• _Listed records_:
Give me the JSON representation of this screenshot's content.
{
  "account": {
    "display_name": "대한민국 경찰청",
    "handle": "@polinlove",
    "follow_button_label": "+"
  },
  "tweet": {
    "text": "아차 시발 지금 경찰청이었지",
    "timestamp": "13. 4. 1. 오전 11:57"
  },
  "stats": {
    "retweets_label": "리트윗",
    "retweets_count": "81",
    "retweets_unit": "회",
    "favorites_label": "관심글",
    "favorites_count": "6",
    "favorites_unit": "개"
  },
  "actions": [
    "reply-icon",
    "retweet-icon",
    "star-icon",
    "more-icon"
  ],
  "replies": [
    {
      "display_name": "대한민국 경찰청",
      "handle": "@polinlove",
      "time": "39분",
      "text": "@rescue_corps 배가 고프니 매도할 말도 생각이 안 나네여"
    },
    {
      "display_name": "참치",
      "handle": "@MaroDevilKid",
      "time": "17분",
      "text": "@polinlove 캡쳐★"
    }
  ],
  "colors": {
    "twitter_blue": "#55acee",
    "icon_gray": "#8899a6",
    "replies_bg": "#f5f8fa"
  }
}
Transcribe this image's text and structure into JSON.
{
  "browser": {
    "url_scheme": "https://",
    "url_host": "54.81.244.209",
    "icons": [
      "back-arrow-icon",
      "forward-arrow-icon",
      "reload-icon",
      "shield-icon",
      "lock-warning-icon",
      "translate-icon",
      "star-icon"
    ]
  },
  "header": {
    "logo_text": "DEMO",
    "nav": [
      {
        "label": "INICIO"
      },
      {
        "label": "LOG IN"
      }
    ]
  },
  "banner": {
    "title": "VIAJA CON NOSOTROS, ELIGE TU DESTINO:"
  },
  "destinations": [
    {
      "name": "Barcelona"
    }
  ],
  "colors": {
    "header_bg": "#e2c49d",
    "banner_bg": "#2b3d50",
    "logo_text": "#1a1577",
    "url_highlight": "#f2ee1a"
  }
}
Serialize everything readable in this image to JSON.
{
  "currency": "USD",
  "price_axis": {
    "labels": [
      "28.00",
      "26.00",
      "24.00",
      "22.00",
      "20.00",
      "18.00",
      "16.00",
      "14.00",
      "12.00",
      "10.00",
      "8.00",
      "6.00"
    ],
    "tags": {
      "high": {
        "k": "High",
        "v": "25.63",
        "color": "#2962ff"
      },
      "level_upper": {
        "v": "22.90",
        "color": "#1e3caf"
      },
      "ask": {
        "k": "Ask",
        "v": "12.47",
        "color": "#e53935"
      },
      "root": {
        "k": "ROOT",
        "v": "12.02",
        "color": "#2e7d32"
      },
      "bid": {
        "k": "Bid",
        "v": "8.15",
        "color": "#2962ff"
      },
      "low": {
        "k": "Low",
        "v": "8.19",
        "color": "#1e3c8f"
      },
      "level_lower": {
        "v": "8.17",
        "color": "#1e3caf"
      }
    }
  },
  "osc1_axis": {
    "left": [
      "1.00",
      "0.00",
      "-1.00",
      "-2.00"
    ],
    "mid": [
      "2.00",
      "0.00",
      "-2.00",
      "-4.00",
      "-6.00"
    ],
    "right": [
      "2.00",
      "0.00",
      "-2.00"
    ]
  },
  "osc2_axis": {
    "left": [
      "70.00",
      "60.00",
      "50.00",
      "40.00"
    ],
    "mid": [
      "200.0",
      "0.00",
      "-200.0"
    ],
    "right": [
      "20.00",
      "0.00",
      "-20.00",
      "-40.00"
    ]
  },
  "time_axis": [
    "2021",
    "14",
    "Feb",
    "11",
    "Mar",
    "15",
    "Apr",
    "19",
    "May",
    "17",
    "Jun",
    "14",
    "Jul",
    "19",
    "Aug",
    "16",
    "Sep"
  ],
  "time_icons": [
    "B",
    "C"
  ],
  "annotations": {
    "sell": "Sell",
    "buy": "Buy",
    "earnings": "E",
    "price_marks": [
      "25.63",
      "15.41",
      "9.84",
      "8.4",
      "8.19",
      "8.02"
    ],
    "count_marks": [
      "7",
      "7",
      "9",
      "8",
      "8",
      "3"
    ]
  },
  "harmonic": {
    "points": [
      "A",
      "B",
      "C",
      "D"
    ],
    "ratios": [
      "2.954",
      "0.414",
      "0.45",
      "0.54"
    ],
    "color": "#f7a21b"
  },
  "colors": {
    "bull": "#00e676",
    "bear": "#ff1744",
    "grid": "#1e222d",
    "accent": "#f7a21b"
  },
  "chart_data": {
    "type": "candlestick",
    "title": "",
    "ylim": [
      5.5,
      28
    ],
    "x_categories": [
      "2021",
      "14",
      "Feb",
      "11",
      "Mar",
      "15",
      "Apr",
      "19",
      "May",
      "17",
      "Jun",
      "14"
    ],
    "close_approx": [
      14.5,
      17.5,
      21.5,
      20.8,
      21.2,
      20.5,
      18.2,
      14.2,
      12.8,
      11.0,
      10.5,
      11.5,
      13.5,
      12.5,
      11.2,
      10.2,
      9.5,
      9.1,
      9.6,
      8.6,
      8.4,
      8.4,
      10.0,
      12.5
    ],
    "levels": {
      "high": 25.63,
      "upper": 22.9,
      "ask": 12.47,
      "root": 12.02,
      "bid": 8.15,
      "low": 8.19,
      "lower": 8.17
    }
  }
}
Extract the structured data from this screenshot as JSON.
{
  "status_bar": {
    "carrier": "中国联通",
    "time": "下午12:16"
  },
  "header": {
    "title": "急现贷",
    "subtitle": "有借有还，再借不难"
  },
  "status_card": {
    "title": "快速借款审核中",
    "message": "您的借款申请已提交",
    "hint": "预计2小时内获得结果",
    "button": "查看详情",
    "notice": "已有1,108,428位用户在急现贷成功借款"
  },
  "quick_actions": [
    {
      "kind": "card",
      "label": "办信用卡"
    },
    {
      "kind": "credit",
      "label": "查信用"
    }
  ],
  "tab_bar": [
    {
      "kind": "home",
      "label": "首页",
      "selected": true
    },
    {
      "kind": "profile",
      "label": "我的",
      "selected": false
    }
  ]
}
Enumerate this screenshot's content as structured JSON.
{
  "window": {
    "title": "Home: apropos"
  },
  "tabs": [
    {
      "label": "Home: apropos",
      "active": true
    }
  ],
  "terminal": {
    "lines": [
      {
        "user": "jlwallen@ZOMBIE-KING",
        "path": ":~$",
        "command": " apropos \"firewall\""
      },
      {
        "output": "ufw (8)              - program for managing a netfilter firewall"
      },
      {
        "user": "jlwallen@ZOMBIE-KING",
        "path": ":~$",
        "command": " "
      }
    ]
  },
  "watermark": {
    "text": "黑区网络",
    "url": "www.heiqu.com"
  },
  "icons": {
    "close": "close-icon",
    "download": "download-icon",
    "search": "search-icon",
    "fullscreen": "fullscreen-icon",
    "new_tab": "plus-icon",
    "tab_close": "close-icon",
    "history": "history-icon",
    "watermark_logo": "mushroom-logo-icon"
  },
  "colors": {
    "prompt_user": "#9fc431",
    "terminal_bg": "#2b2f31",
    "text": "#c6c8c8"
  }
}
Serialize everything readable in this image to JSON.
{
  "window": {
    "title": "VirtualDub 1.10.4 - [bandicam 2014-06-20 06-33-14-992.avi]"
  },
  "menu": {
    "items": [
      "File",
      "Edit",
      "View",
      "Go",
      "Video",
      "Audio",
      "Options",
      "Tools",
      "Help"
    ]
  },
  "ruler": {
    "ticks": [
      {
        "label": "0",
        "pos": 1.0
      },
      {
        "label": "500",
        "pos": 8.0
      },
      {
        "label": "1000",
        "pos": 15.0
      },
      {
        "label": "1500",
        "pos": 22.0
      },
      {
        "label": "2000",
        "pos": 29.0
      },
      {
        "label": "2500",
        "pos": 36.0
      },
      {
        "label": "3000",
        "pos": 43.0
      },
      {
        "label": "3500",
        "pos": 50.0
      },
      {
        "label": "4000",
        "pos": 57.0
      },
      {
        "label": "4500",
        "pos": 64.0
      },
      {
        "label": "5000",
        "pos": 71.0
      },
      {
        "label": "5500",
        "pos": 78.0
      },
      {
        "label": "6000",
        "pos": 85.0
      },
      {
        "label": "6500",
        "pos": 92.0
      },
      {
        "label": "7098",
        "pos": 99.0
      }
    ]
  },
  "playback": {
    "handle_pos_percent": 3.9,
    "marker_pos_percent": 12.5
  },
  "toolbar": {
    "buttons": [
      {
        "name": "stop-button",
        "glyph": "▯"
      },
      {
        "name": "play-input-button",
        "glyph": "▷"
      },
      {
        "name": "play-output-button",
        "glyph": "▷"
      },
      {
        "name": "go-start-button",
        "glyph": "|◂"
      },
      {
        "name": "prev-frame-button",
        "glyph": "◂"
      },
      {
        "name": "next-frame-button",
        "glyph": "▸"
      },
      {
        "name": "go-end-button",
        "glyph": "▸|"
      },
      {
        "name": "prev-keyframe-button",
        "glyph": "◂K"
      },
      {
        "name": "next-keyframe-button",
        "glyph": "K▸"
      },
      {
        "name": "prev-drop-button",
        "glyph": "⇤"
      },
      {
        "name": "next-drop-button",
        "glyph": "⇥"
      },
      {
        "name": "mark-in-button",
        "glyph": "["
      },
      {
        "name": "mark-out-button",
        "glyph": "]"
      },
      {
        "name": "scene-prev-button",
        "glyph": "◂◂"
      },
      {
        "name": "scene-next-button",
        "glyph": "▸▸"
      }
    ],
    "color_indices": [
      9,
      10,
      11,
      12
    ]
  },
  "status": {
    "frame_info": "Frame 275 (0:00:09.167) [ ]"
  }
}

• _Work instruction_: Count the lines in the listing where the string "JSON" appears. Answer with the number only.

• _Task result_: 6